Many of the participants described the double or multiple consciousness that was part of the reality of an activist—often, someone whose culture and consciousness were shaped by a heritage and experience very different from their current institutional milieux—now working in or with foundations. People used different terms to describe it. “I’m a shape-shifter.” “I code-switch with language.” “It’s a double consciousness to be in a whole differently place internally than outside.” “It’s important to be in the room, but you have to know who you are before you get there.” “I’m a squatter: this is not the world I was meant to be in, but I chose it, and I’m coming in and I dare you to move me out.” “What does it take to be a shapeshifter? How do you move the in-between?” “Third space is where the sanity lives. I have to create a third space so my whole can have somewhere to live, because everyone wants me to be either/or. Until we create a larger space where both/and can exist, third space is where we hold ourselves.” “I live in complexity.”
This dynamic was described in many tongues, illuminating the desire for flat structures of participation without the permission of gatekeepers, while also describing the existing reality of bumping again and again into barred gates.
Much of the conversation touched on that morning’s National Capitalization Project discussion (NCP, which I wrote about in my previous post). In one of the breakout groups after the NCP presentation, a Bridge Conversation participant suggested that the bottom line wasn’t only about financial success and accumulation, but also social and cultural value. Another breakout group member responded dismissively: Get with the real world. That expressed the boundedness Ito described, that some people feel they possess the right to define the real world, and to confer access to it.
For instance, the process of dividing into breakout groups by budget size felt false to some Bridge Conversation participants, seeming to cement the equation of money and power. “What about our wealth of knowledge?” someone asked. “You have to pause and say, ‘Okay, I know my ancestors are with me and I know I’m here for the future, and how I move through the space in between with honor and respect.'” Another participant experienced the NCP conversation as “a microcosm of the philanthropic arena.” “As communities of color,” said a third, “I get so tired of the same conversation; I don’t want my daughter to be having the same conversations and feeling the same.”
One can see how the impression of two worlds takes shape. The hard work, knowledge, and focus behind NCP was undertaken out of caring for the future of arts organizations in a deeply unsettling time. But how the problem was framed and who took part in addressing it produced a certain type of result: It’s uncanny how closely the notion of consolidating funding to preserve the most worthy organizations—and accepting the triage view of “oversupply”—parallel Ito’s idea of the outmoded paradigm of “only giving value to a limited number of people, and being careful about who you give this scarce resource to.”
The Bridge Conversation participants who perceived the results as a world that would not welcome their knowledge, and experience are motivated equally by caring for what they most value, and not seeing those things reflected in NCP so far.
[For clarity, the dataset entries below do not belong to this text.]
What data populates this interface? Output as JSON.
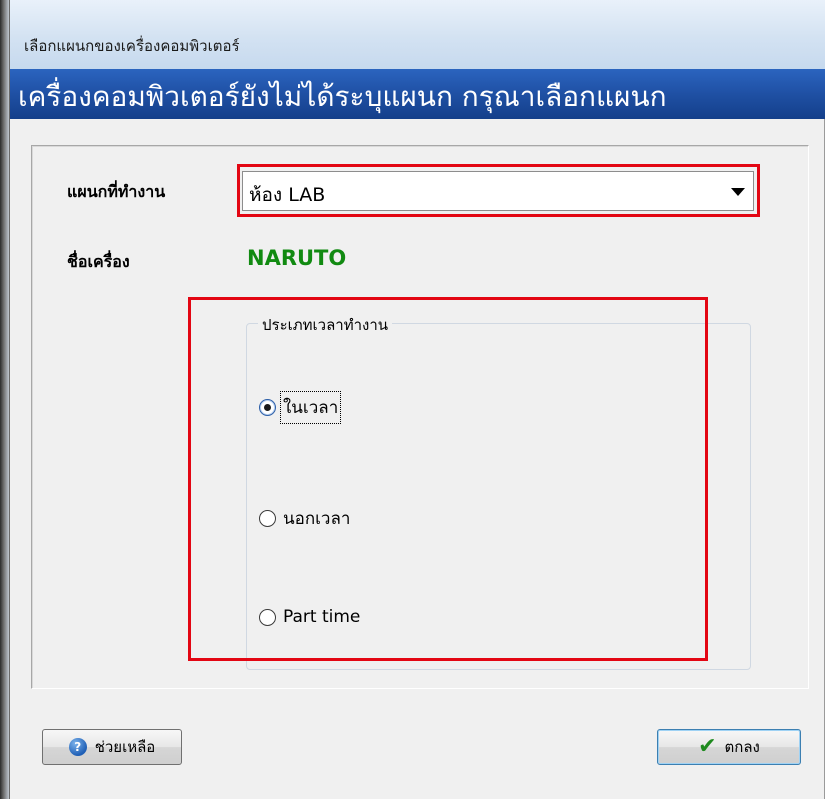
{
  "window": {
    "title": "เลือกแผนกของเครื่องคอมพิวเตอร์",
    "header": "เครื่องคอมพิวเตอร์ยังไม่ได้ระบุแผนก กรุณาเลือกแผนก"
  },
  "form": {
    "department_label": "แผนกที่ทำงาน",
    "department_value": "ห้อง LAB",
    "computer_label": "ชื่อเครื่อง",
    "computer_name": "NARUTO"
  },
  "work_time": {
    "legend": "ประเภทเวลาทำงาน",
    "options": [
      {
        "label": "ในเวลา",
        "selected": true
      },
      {
        "label": "นอกเวลา",
        "selected": false
      },
      {
        "label": "Part time",
        "selected": false
      }
    ]
  },
  "buttons": {
    "help_label": "ช่วยเหลือ",
    "ok_label": "ตกลง"
  },
  "icons": {
    "help": "help-icon",
    "ok": "checkmark-icon",
    "dropdown": "chevron-down-icon"
  },
  "colors": {
    "header_bg": "#1f50a4",
    "computer_name": "#118a11",
    "highlight": "#e30613"
  }
}
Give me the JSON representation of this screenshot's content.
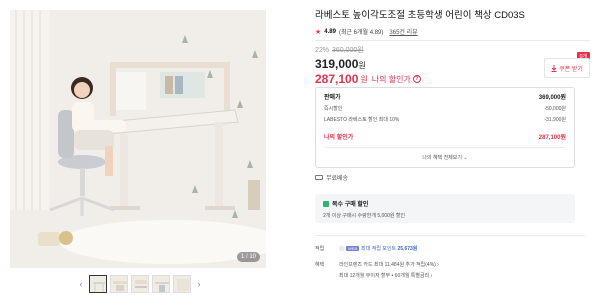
{
  "gallery": {
    "counter": "1 / 10",
    "thumbnails": [
      "thumb-1",
      "thumb-2",
      "thumb-3",
      "thumb-4",
      "thumb-5"
    ],
    "prev_icon": "chevron-left-icon",
    "next_icon": "chevron-right-icon"
  },
  "product": {
    "title": "라베스토 높이각도조절 초등학생 어린이 책상 CD03S",
    "rating": "4.89",
    "rating_detail": "(최근 6개월 4.89)",
    "review_link": "365건 리뷰",
    "discount_rate": "22%",
    "original_price": "360,000원",
    "sale_price": "319,000",
    "sale_unit": "원",
    "my_price": "287,100",
    "my_price_unit": "원",
    "my_price_label": "나의 할인가"
  },
  "coupon": {
    "badge": "0개",
    "label": "쿠폰 받기"
  },
  "price_box": {
    "list_label": "판매가",
    "list_value": "369,000원",
    "instant_label": "즉시할인",
    "instant_value": "-50,000원",
    "card_label": "LABESTO 라베스토 할인 최대 10%",
    "card_value": "-31,900원",
    "my_label": "나의 할인가",
    "my_value": "287,100원",
    "benefit_link": "나의 혜택 전체보기 ⌄"
  },
  "shipping": {
    "text": "무료배송"
  },
  "bulk": {
    "title": "복수 구매 할인",
    "desc": "2개 이상 구매시 수량한개 5,000원 할인"
  },
  "points": {
    "label": "적립",
    "badge": "WEB",
    "text": "최대 적립 포인트",
    "value": "25,673원"
  },
  "card": {
    "label": "혜택",
    "line1": "라인프렌즈 카드 최대 11,484원 추가 적립(4%) ›",
    "line2": "최대 12개월 무이자 할부 • 60개월 특별금리 ›"
  },
  "colors": {
    "accent": "#e5304c",
    "link": "#3a63c9",
    "success": "#2fb36d"
  }
}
How would arts funding and funder-grantee relationships change if Ito’s new-paradigm notions held sway: keeping front-end costs low, removing the need for permission and distributing the risk, holding a general trajectory of where you want to go, moving along and embracing serendipity? Surely the recipients and results would be more diverse. Surely multiple ideas of value would be able to contend more fully and fairly. What would it look like to create a third space big enough to hold everyone in equality? That I would like to see.
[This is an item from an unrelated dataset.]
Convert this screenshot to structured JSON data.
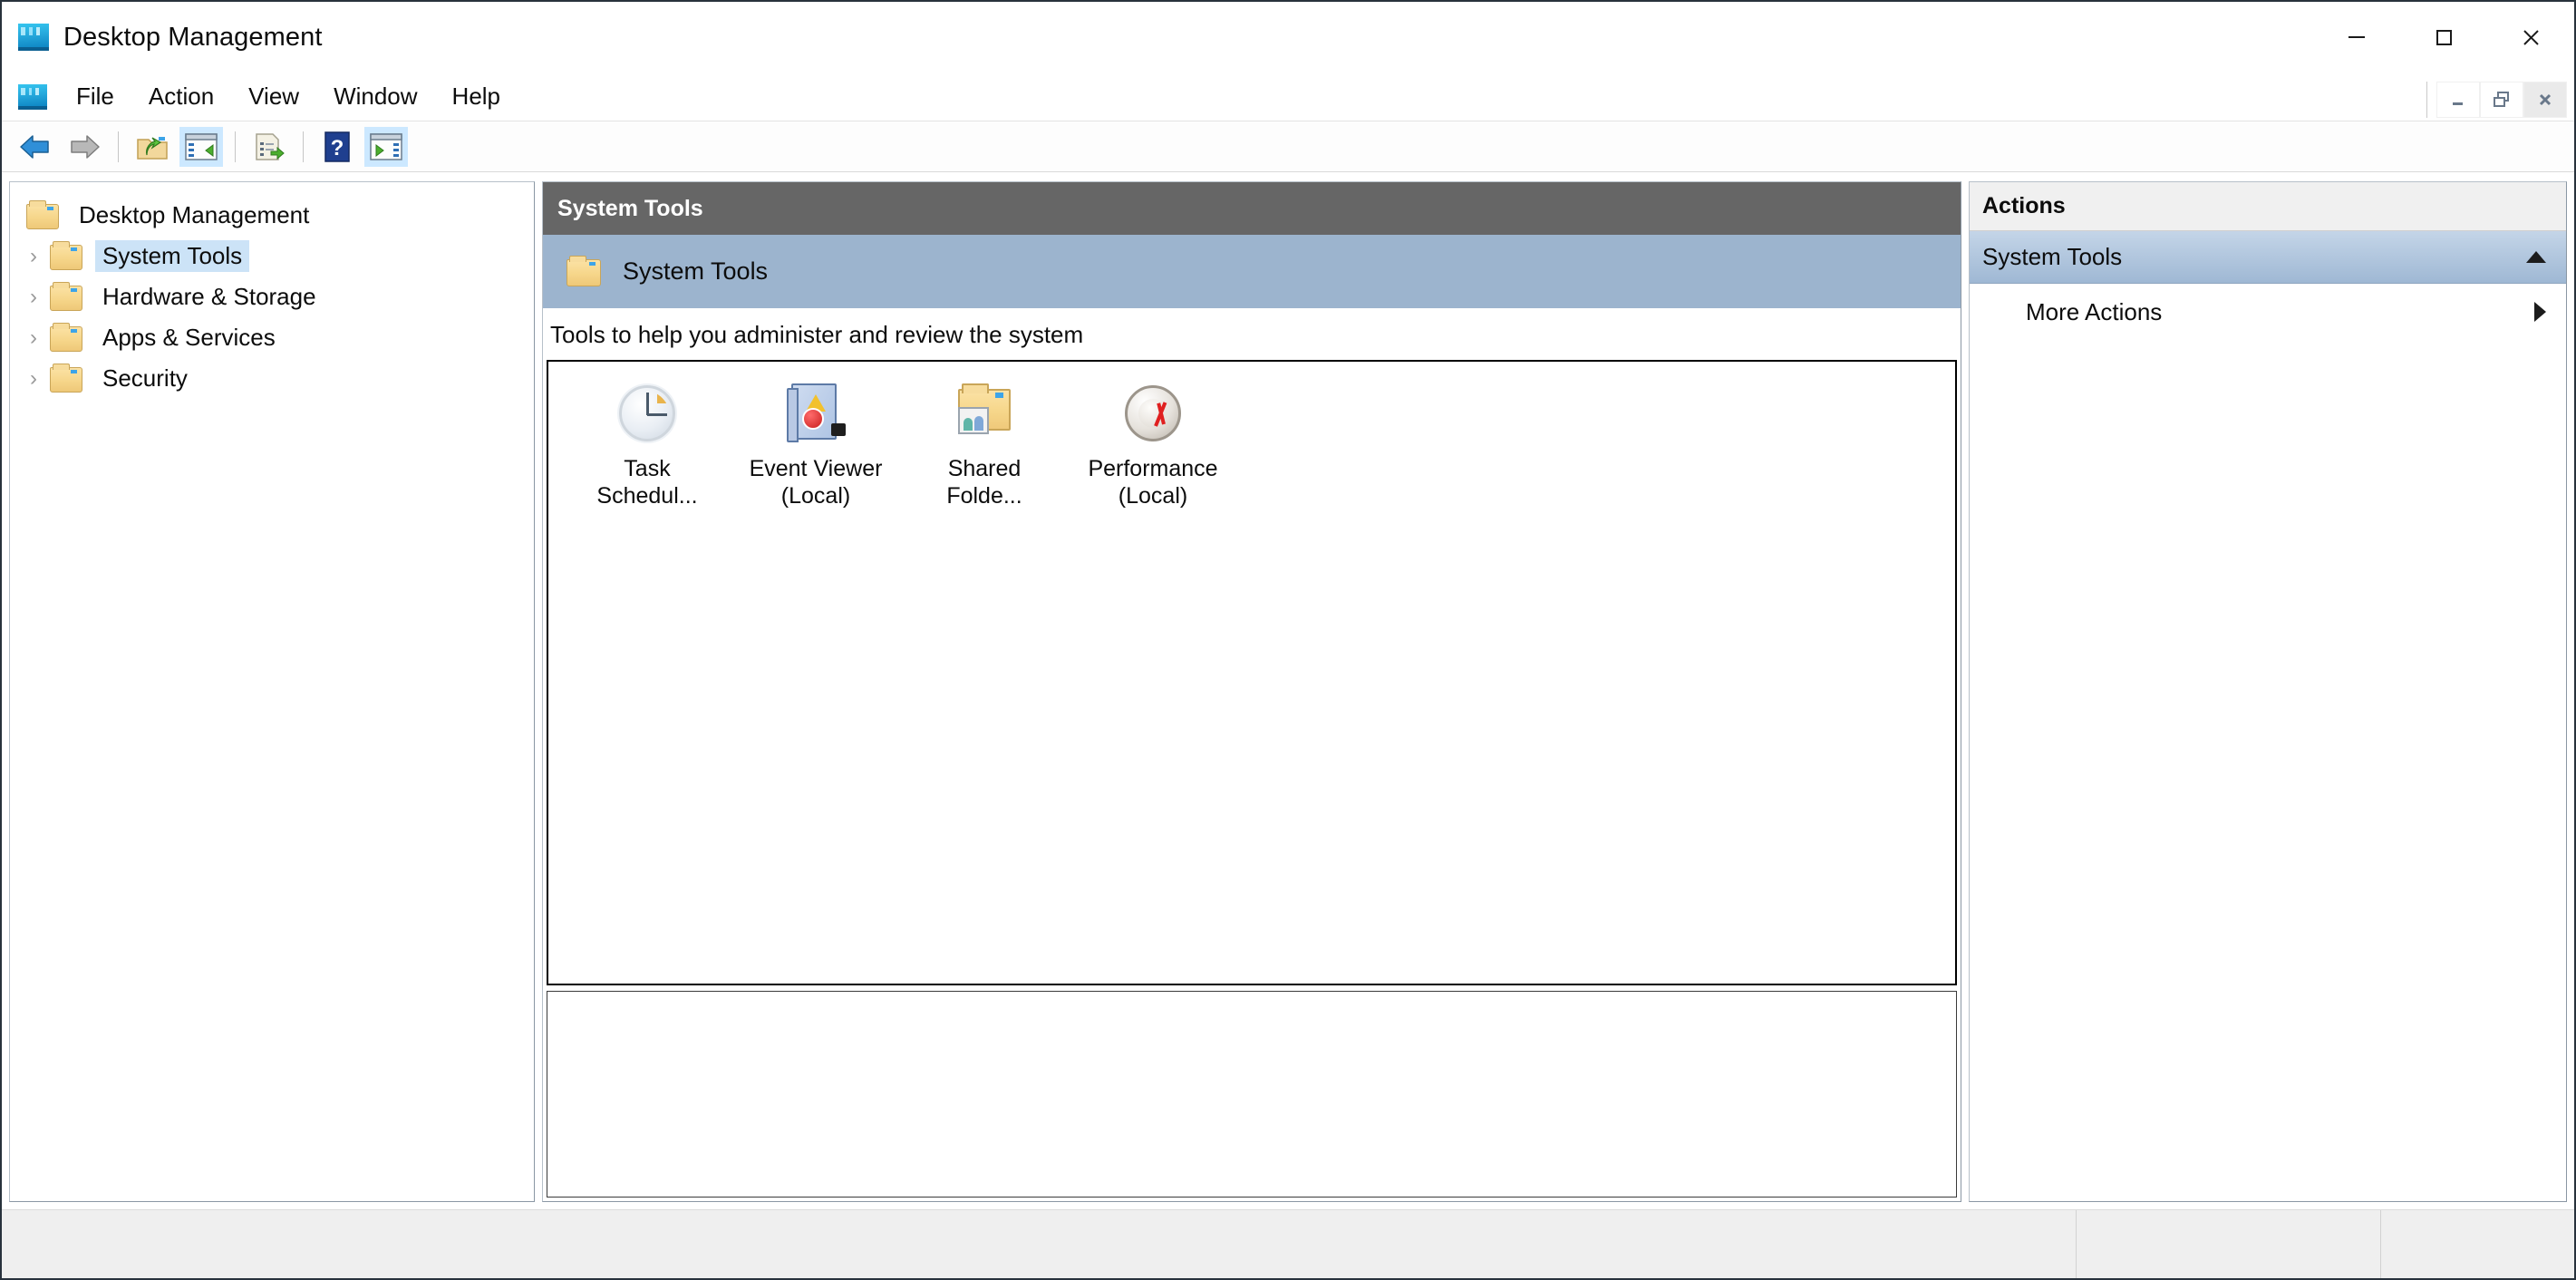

And These Memories,” by John Trudell, an artist I have followed for many years, and who has something deeply relevant to say here.